Illustration: © IoT For All

We all know that IoT devices, such as smart lights and surveillance cameras, make your home more convenient, modern and connected. But, they also pose a lesser-known threat: these devices may make your personal data more susceptible to cyber hacks.

Network device hacks are a growing problem in the IoT industry. In fact, hacks reportedly increased by 600% between 2016 to 2017, according to Techrepublic

As you might expect, low-cost IoT gadgets are the leading culprits. But, budget IoT devices are starting to represent some of the most commonly sold household products on the market. A recent experiment revealed that even amateur hackers could steal vital personal information from homeowners using their discarded IoT devices.

How hard is it for hackers to infiltrate that data? Maybe as simple as sifting through your trash. 

Don’t Put Your IoT Devices in the Trash
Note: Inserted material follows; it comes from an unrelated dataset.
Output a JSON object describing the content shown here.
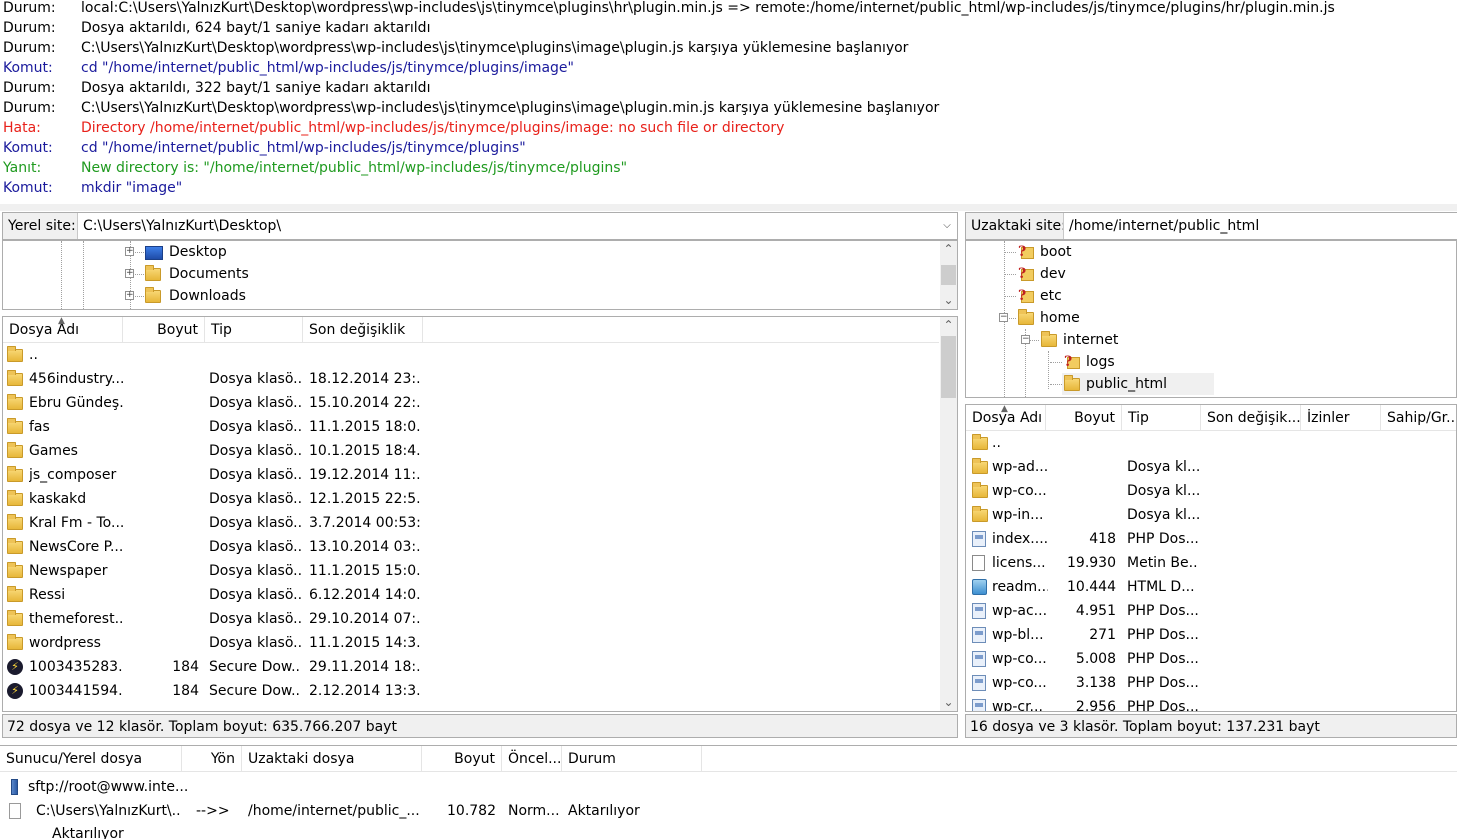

Limited Results, a team of technology hobbyists, wanted to test the level of security in a common household smart bulb. Specifically, they wanted to know if their amateur team could hack the device after it had been unplugged and thrown away. 

The team dismantled several smart light bulbs, even to the point of taking apart the circuit boards. The team then tampered with the dismantled devices to learn what data could be easily accessed. In other words, if a hacker found your smart bulb in the trash, what could they learn about you or your home? 
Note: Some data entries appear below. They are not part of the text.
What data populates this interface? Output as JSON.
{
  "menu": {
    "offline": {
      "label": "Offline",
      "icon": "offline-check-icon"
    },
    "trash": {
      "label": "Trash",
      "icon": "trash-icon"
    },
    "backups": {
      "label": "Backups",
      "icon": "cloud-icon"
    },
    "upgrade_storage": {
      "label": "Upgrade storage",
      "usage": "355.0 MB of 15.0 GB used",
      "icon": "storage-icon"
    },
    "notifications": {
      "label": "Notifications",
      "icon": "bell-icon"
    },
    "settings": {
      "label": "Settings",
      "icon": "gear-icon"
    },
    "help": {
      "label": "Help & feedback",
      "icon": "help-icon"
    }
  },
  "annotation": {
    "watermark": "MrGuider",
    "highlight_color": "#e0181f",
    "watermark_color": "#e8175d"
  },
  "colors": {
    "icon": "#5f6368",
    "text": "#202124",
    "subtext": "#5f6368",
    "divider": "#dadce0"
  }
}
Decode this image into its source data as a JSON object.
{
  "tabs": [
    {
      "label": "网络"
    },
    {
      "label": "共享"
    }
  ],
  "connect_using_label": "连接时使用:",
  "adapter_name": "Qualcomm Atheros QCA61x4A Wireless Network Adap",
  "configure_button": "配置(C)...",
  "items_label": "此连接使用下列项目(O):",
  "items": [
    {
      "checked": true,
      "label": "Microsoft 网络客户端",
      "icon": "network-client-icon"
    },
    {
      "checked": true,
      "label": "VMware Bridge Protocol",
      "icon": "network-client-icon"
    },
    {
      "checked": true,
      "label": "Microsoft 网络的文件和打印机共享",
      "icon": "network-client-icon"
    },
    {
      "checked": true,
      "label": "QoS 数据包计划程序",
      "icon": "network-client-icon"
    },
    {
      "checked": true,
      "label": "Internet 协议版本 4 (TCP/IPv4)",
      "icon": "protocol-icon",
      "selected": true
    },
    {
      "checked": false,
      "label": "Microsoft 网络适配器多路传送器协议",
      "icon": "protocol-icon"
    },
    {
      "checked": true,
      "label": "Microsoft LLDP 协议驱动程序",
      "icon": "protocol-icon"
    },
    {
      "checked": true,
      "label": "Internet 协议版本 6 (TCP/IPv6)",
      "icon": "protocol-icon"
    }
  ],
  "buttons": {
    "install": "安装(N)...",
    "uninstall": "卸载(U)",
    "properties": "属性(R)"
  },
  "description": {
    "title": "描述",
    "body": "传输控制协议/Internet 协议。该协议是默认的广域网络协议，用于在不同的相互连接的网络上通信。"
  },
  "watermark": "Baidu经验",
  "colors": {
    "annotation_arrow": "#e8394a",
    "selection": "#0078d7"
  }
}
In the case of each tested bulb, Limited Results found completely unencrypted data, and could even tell the WLAN password used by the prior user. One of the devices even revealed a private key for RSA encryption. This relatively simple experiment conveys something potentially terrifying about smart tech: if a hacker finds your old smart bulb in a trashcan, they may be able to access important personal data.

You don’t even have to be an expert hacker to extract useful information out of these old devices. In fact, according to the experimenters, the tested bulbs were so poorly programmed that it was simple for reasonably experienced people to access sensitive information.
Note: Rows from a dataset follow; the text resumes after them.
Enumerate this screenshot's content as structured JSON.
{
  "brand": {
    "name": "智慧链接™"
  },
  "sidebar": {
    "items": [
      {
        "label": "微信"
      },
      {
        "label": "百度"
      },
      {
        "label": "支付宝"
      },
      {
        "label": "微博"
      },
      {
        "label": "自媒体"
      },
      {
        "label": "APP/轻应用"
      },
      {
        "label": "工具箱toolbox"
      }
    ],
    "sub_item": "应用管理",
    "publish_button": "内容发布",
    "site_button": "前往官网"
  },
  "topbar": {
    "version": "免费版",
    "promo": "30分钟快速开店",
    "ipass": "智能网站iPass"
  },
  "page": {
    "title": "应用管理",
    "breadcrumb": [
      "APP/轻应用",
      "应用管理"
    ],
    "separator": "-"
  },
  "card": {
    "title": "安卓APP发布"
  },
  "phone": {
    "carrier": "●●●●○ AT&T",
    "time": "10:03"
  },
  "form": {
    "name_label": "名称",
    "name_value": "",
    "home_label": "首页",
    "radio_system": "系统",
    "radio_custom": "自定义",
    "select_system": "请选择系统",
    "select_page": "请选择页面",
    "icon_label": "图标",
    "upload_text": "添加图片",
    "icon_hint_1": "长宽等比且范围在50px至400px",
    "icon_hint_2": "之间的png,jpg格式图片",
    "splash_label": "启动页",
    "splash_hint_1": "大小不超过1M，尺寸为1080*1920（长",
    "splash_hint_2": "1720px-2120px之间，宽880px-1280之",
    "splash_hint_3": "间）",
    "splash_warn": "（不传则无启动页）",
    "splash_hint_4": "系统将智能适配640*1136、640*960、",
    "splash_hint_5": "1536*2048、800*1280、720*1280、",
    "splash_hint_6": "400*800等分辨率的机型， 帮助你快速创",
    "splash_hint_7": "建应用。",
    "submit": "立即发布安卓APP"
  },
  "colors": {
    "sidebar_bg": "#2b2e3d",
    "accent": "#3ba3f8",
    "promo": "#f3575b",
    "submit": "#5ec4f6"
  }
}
Problems Persist

The fact that smart home devices have security problems isn’t news. In fact, this problem has been known for years in the IoT industry. Limited Results simply confirmed that an old problem continues to persist in the latest and most commonly used IoT technology.

With data controversies already rampant in the news, hopefully IoT manufacturers start paying closer attention to these mounting problems of data insecurity. In the meantime, organizations like the Open Web Application Security Project (OWASP) are helping to raise awareness about certain products consumers should be particularly aware of. 

OWASP compiled a list of 10 points for the past year that represents the greatest dangers to IoT networks and devices.

Top 10 IoT Device Vulnerabilities

  1. Weak Guessable or Hardcoded Passwords
  2. Insecure Network Services
  3. Insecure Ecosystem Interfaces
  4. Lack of Secure Update Mechanism
  5. Use of Insecure or Outdated Components
  6. Insufficient Privacy Protection
  7. Insecure Data Transfer and Storage
  8. Lack of Device Management
  9. Insecure Default Settings
  10. Lack of Physical Hardening

Fortunately, progress towards better IoT security is being made. In 2018, a law was passed in California to regulate the security of networked devices. Starting in 2020, manufactures will no longer be permitted to deliver devices with “generic default credentials” that hackers can easily guess. 

Regarding the study: before Limited Results published its findings this year, the device manufacturer was notified and improved its encryption. In other words, the device is supposedly not as easy to hack as it used to be. 

Hopefully, stories like this help nudge the IoT industry as a whole toward stronger security. Otherwise, we’ll have to keep crawling along, one device or state at a time.